→ **PROBLEM TO SOLVE**
Find the word "color" in the listing, and copy out each line where it turns up.

→ **MATERIALS PROVIDED**
━━━━━━━━━━━━━━━━

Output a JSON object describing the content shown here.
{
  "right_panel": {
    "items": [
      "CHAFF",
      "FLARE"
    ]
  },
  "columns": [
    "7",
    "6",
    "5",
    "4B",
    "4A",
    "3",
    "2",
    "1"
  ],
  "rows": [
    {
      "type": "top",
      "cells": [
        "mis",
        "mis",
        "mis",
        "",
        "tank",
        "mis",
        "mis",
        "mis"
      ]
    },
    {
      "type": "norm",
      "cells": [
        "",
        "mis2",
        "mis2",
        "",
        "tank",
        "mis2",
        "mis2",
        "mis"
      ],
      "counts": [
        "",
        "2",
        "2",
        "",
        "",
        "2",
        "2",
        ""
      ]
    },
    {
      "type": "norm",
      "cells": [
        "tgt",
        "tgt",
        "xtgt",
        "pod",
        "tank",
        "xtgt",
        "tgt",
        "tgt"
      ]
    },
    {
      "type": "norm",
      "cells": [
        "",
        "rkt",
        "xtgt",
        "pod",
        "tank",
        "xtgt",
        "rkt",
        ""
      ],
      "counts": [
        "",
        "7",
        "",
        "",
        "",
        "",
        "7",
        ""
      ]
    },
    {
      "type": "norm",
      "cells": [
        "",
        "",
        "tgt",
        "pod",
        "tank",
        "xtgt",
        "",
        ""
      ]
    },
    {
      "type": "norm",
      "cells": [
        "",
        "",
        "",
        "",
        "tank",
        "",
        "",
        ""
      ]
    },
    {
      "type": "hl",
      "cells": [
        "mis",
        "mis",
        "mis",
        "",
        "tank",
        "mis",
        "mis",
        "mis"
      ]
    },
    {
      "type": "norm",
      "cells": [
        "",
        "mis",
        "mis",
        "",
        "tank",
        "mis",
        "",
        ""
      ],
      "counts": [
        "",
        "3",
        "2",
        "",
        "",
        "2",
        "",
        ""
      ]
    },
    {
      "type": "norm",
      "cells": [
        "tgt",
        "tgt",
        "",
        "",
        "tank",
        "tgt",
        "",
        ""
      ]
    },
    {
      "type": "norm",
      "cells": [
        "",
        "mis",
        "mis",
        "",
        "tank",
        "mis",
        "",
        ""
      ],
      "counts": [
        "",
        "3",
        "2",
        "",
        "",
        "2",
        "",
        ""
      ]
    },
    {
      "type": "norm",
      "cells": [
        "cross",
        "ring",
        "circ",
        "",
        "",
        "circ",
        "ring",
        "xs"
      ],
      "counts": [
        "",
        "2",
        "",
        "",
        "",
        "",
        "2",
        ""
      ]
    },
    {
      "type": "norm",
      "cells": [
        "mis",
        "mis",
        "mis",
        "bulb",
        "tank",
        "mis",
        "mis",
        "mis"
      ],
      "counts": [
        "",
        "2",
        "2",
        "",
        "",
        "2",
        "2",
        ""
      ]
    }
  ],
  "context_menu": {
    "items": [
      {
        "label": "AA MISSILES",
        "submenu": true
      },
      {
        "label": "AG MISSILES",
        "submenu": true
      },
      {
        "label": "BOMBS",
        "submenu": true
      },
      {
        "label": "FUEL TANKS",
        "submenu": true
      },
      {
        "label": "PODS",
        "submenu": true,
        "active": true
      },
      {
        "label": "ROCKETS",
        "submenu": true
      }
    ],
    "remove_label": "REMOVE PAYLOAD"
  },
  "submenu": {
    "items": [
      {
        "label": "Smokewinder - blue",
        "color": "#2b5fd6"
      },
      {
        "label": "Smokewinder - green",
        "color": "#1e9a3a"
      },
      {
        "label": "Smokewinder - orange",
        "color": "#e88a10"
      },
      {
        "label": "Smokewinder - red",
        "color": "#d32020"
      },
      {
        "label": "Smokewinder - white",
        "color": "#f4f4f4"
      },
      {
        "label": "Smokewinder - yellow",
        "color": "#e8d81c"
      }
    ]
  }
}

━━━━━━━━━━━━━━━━

→ **ANSWER SECTION**
        "color": "#2b5fd6"
        "color": "#1e9a3a"
        "color": "#e88a10"
        "color": "#d32020"
        "color": "#f4f4f4"
        "color": "#e8d81c"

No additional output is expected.